Press Release

Key Trade Issues in USICA and COMPETES: The Good, Bad, and Ugly

Congress recently held the first meeting of the conference committee tasked with reconciling the differences between the House-passed and Senate-passed “anti-China bills, the America Creating Opportunities for Manufacturing, Pre-Eminence in Technology, and Economic Strength (COMPETES) Act and the United States Innovation and Competition Act (USICA), respectively. Among the bills’ provisions are several that would make significant reforms to U.S. trade policy. In a new insight, AAF’s Tori Smith and Tom Lee review the bills eight key trade provisions and identify which are good, and which, at the least, require closer scrutiny.

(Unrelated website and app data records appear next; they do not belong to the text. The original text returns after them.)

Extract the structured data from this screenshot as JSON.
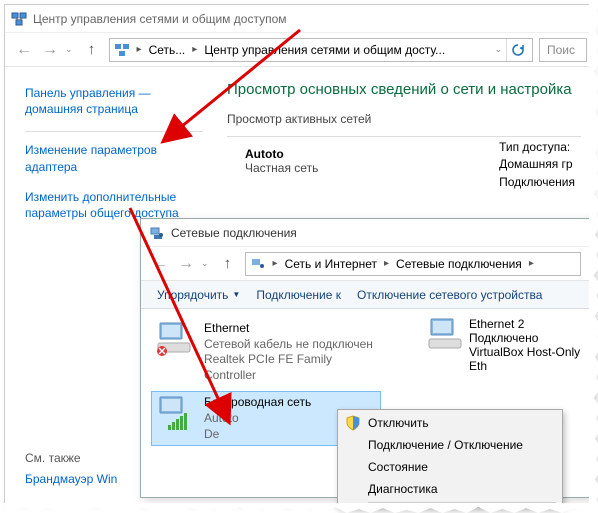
{
  "main_window": {
    "title": "Центр управления сетями и общим доступом",
    "breadcrumb": {
      "level1": "Сеть...",
      "level2": "Центр управления сетями и общим досту..."
    },
    "search_placeholder": "Поис",
    "sidebar": {
      "home": "Панель управления — домашняя страница",
      "adapter": "Изменение параметров адаптера",
      "sharing": "Изменить дополнительные параметры общего доступа",
      "see_also": "См. также",
      "firewall": "Брандмауэр Win"
    },
    "content": {
      "heading": "Просмотр основных сведений о сети и настройка",
      "active_nets": "Просмотр активных сетей",
      "net_name": "Autoto",
      "net_type": "Частная сеть",
      "access_type_label": "Тип доступа:",
      "homegroup_label": "Домашняя гр",
      "connections_label": "Подключения"
    }
  },
  "sub_window": {
    "title": "Сетевые подключения",
    "breadcrumb": {
      "level1": "Сеть и Интернет",
      "level2": "Сетевые подключения"
    },
    "toolbar": {
      "organize": "Упорядочить",
      "connect": "Подключение к",
      "disable": "Отключение сетевого устройства"
    },
    "adapters": [
      {
        "name": "Ethernet",
        "status": "Сетевой кабель не подключен",
        "device": "Realtek PCIe FE Family Controller"
      },
      {
        "name": "Ethernet 2",
        "status": "Подключено",
        "device": "VirtualBox Host-Only Eth"
      },
      {
        "name": "Беспроводная сеть",
        "status": "Autoto",
        "device": "De"
      }
    ],
    "context_menu": {
      "disable": "Отключить",
      "toggle": "Подключение / Отключение",
      "status": "Состояние",
      "diag": "Диагностика"
    }
  }
}
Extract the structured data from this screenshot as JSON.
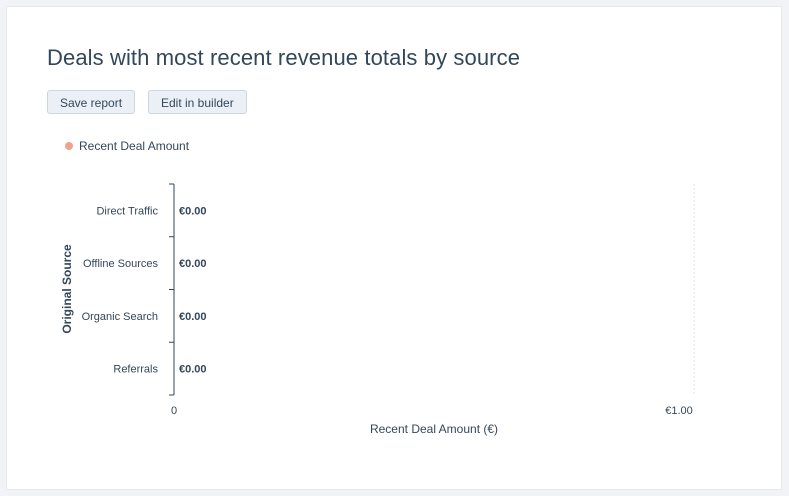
{
  "report": {
    "title": "Deals with most recent revenue totals by source",
    "save_label": "Save report",
    "edit_label": "Edit in builder"
  },
  "legend": {
    "label": "Recent Deal Amount",
    "color": "#f2a28b"
  },
  "chart_data": {
    "type": "bar",
    "orientation": "horizontal",
    "categories": [
      "Direct Traffic",
      "Offline Sources",
      "Organic Search",
      "Referrals"
    ],
    "series": [
      {
        "name": "Recent Deal Amount",
        "values": [
          0,
          0,
          0,
          0
        ],
        "color": "#f2a28b"
      }
    ],
    "data_labels": [
      "€0.00",
      "€0.00",
      "€0.00",
      "€0.00"
    ],
    "xlabel": "Recent Deal Amount (€)",
    "ylabel": "Original Source",
    "xlim": [
      0,
      1
    ],
    "x_ticks": [
      "0",
      "€1.00"
    ],
    "legend_position": "top-left"
  }
}
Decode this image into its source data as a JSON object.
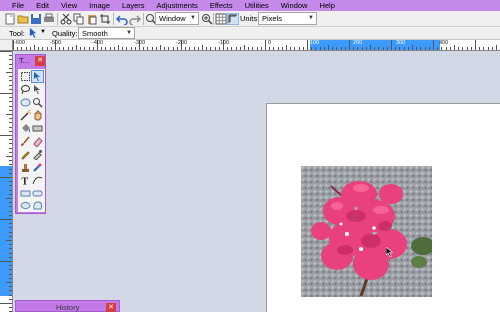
{
  "menu": [
    "File",
    "Edit",
    "View",
    "Image",
    "Layers",
    "Adjustments",
    "Effects",
    "Utilities",
    "Window",
    "Help"
  ],
  "toolbar": {
    "zoom_value": "Window",
    "units_label": "Units:",
    "units_value": "Pixels"
  },
  "toolbar2": {
    "tool_label": "Tool:",
    "quality_label": "Quality:",
    "quality_value": "Smooth"
  },
  "ruler": {
    "h_labels": [
      "-600",
      "-500",
      "-400",
      "-300",
      "-200",
      "-100",
      "0",
      "100",
      "200",
      "300",
      "400"
    ]
  },
  "tools_panel": {
    "title": "T...",
    "close": "✕"
  },
  "history_panel": {
    "title": "History",
    "close": "✕"
  },
  "colors": {
    "accent": "#c589ea",
    "panel": "#c37be8",
    "selection": "#3d9bff",
    "workspace": "#d3d8e6",
    "close": "#d43f3f"
  }
}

Key points:

  • This paper considers the key trade provisions in COMPETES and USICA and provides guidance on which are pro-growth and should be pursued regardless of the conference outcome (categorized as “good”), which either introduce new costs for U.S. businesses or unnecessarily increase government spending and should be carefully debated (categorized as “bad”), and which were introduced after limited debate, would advance untested programs that impose new trade barriers, and should be closely scrutinized or simply discarded (categorized as “ugly”). 
Section 301 Tariff Exclusions  GOOD  USICA 
Generalized System of Preferences  GOOD  BOTH 
Miscellaneous Tariff Bill  GOOD  BOTH 
Online Country of Origin Labeling  BAD  BOTH 
Trade Adjustment Assistance  BAD  COMPETES 
Antidumping and Countervailing Duty Changes  UGLY  COMPETES 
De Minimis Changes  UGLY  COMPETES 
Outbound Investment Review or “Reverse CFIUS”  UGLY  COMPETES 

Read the analysis